Chinese banks held a record number of non-performing loans in the second quarter of 2018, according to the latest data from the China Banking and Insurance Regulatory Commission, despite the ongoing pressure from Beijing to deleverage.
Bad loans jumped by Rmb 183 billion ($26.6 billion) to total Rmb 1.96 trillion at the end of June, the largest quarterly increase in over a decade. Failed loans made up 1.86% of total advances, said the commission.
As Bloomberg notes, the increase can in part be attributed to state regulators’ reclassification of “non-performing” any loan more than 90 days overdue.
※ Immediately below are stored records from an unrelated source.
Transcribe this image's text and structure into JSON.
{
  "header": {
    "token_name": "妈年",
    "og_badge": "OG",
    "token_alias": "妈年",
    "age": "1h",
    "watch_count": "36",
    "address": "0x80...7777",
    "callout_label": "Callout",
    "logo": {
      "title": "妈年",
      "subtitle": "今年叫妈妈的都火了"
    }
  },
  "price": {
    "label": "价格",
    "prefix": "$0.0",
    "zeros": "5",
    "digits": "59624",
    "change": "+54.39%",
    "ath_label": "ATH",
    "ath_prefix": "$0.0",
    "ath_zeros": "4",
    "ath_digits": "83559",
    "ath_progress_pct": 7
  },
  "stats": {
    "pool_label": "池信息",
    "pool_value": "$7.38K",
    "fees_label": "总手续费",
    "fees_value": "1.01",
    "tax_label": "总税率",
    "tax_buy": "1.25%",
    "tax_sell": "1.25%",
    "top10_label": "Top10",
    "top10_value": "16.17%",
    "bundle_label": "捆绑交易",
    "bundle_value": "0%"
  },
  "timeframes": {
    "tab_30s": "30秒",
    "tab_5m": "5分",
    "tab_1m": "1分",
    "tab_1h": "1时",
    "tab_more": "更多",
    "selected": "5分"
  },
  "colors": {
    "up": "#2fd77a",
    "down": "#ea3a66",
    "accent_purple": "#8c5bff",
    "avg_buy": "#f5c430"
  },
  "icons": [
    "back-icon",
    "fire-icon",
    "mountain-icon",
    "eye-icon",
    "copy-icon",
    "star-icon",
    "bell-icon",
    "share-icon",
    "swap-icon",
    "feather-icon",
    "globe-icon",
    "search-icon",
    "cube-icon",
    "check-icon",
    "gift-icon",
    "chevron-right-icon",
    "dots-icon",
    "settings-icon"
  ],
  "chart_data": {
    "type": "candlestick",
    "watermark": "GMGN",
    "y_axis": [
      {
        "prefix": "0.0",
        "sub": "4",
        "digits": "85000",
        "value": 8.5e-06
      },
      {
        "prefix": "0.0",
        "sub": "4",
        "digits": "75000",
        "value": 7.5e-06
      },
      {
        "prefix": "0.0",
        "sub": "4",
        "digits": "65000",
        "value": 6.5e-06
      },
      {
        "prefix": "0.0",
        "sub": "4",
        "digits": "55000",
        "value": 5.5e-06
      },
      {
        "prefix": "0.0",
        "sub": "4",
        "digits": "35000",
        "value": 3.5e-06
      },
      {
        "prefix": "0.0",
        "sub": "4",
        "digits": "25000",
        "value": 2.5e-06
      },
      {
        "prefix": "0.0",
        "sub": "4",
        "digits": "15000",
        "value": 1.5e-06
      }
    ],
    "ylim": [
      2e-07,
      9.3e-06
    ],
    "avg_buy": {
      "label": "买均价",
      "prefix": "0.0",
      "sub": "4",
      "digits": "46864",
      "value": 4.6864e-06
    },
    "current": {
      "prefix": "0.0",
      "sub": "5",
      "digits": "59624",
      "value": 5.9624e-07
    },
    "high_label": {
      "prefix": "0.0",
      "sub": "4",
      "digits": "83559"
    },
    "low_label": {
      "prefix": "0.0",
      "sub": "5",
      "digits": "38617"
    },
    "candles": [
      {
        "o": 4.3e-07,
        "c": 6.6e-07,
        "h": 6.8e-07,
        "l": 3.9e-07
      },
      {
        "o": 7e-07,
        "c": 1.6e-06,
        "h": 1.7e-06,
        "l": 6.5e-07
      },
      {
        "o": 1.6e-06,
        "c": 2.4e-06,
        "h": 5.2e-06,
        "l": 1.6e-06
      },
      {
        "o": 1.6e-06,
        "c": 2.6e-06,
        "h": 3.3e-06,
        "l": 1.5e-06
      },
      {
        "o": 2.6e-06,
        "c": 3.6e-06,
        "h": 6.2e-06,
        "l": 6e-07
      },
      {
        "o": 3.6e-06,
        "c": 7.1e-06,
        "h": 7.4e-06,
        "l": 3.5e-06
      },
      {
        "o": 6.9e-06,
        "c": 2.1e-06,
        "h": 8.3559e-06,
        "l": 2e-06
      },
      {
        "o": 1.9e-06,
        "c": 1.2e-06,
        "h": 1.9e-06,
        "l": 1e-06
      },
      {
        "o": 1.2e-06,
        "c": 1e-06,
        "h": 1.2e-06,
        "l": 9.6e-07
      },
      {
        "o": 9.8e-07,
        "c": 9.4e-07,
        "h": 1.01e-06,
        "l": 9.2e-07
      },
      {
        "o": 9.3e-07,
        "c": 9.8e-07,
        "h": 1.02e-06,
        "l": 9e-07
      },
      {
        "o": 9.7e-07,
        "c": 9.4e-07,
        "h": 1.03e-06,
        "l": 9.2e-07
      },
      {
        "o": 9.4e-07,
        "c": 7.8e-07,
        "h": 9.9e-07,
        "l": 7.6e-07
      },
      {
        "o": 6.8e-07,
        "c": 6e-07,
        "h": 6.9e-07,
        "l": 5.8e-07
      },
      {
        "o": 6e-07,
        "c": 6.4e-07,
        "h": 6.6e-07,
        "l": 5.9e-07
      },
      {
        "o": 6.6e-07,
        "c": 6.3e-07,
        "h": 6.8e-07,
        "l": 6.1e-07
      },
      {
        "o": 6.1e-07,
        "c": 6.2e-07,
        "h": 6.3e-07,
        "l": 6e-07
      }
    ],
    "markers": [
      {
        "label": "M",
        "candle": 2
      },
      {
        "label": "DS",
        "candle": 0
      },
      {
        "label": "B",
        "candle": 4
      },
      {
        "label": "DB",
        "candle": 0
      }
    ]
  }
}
Eighty percent of the quarterly jump came from rural commercial banks.
Following a weaker economic outlook for the second half of 2018, policymakers in Beijing have begun to ease their strict stance on reining in elevated debt. Tariff threats and fears of a slowdown mean banks are now being encouraged to lend more, particularly for the purposes of infrastructure, small business and agriculture.